WHAT YOU ARE ASKED TO DO -
If a line of the records holds the word "Control", copy it out.

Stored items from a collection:
=== Section Start ===
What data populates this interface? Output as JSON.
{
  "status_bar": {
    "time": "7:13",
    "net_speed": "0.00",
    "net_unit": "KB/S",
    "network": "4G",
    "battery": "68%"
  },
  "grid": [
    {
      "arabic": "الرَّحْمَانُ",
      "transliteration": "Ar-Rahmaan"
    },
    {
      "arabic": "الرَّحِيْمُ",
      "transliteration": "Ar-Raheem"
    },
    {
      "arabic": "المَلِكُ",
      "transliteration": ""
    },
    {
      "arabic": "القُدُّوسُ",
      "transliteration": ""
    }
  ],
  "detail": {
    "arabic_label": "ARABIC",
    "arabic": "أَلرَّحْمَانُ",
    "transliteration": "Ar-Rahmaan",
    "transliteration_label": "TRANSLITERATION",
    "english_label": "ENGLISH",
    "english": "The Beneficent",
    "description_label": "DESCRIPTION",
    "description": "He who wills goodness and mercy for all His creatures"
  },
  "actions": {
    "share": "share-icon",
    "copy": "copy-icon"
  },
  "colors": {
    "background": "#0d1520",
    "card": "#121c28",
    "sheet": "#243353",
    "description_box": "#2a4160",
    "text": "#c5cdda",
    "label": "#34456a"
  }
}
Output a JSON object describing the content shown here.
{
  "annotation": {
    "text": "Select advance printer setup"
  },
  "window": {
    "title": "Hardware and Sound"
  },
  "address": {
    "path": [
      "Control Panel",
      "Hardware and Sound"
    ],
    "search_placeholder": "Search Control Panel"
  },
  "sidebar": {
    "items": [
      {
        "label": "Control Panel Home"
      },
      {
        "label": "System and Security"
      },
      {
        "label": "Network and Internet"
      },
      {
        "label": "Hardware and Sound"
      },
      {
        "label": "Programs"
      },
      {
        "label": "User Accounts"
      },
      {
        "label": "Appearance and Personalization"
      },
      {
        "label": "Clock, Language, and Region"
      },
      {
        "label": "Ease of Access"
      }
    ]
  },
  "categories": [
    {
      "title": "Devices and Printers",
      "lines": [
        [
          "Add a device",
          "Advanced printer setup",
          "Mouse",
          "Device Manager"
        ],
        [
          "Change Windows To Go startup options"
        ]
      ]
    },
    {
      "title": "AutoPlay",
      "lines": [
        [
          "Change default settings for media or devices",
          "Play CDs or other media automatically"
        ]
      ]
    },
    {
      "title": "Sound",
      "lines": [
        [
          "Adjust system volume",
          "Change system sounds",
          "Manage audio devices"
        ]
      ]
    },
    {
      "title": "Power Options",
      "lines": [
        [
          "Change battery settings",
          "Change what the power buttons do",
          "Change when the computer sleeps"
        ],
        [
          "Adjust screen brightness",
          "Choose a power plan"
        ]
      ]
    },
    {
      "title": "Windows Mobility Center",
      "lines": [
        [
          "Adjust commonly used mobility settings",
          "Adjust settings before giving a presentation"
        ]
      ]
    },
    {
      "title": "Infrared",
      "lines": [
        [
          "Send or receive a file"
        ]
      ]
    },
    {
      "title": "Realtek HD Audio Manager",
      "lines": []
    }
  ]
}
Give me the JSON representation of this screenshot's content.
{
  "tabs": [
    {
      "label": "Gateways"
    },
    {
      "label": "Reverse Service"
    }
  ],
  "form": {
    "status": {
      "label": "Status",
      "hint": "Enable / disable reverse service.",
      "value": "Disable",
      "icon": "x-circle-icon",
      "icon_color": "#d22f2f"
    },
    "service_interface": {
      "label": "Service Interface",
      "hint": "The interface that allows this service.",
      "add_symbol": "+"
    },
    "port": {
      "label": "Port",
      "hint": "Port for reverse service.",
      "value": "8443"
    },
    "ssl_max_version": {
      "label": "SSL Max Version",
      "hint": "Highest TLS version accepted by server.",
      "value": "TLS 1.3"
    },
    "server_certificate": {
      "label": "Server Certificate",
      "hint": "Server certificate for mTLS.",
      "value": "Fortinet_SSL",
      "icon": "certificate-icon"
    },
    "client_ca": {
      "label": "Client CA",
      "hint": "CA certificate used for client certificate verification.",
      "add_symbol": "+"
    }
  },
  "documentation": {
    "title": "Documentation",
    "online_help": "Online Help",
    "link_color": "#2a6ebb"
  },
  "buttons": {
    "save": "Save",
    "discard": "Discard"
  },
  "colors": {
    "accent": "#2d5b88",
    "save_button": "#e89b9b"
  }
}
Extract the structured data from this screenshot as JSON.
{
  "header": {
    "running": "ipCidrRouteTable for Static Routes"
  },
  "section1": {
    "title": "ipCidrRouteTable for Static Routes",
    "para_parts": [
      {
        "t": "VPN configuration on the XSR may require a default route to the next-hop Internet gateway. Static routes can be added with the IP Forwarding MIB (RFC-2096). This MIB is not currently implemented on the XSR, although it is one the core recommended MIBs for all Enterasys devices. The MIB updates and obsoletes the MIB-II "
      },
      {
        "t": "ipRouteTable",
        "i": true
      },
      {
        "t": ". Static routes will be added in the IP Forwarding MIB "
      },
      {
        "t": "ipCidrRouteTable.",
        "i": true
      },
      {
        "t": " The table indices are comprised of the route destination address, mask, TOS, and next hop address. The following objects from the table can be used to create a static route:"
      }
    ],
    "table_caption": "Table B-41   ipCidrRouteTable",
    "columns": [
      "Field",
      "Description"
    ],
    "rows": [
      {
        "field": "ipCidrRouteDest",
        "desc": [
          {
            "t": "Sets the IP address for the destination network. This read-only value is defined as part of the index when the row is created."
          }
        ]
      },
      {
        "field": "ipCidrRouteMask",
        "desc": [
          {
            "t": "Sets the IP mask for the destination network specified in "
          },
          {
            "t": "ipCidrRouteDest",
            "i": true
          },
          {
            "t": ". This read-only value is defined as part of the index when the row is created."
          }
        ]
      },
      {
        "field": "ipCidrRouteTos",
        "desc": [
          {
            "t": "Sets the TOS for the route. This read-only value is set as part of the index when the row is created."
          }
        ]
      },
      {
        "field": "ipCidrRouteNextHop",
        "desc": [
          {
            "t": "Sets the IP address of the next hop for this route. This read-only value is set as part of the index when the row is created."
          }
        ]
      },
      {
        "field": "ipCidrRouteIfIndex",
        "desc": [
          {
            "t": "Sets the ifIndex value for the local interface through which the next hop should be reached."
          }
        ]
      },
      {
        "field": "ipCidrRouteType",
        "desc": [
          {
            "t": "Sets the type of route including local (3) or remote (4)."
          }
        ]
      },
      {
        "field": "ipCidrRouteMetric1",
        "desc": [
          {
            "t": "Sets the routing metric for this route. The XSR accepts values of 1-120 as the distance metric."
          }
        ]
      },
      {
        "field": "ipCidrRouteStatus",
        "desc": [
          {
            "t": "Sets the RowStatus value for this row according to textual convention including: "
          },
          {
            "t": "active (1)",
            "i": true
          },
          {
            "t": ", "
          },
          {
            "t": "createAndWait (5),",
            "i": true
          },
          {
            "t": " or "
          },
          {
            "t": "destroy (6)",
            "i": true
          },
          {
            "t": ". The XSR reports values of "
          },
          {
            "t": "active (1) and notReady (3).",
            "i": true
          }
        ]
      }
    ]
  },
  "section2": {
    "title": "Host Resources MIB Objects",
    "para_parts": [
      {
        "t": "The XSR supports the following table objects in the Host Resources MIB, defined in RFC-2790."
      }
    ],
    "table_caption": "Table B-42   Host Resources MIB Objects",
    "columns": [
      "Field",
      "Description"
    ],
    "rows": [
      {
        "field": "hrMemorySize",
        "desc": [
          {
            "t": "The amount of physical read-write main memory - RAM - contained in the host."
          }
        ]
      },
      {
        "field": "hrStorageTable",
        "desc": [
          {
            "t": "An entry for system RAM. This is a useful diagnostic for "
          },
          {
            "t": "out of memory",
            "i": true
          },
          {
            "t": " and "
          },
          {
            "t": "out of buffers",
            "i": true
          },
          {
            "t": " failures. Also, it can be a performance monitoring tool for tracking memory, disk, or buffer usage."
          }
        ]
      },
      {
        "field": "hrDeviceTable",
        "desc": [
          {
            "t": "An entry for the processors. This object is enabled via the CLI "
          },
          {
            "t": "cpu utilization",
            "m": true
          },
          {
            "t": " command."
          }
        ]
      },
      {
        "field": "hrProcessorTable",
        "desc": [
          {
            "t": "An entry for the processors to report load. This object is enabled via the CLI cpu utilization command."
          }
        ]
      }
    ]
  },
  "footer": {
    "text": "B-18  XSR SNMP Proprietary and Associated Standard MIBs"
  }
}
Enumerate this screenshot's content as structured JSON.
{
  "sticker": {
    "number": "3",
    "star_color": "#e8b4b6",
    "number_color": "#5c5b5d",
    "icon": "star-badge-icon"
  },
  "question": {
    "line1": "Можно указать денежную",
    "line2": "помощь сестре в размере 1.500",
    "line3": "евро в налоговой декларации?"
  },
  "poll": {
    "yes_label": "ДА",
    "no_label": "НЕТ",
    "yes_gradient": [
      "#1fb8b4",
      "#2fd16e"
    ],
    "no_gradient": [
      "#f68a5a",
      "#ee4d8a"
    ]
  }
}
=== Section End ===
SOLVED EXERCISE -
      "Control Panel",
    "search_placeholder": "Search Control Panel"
        "label": "Control Panel Home"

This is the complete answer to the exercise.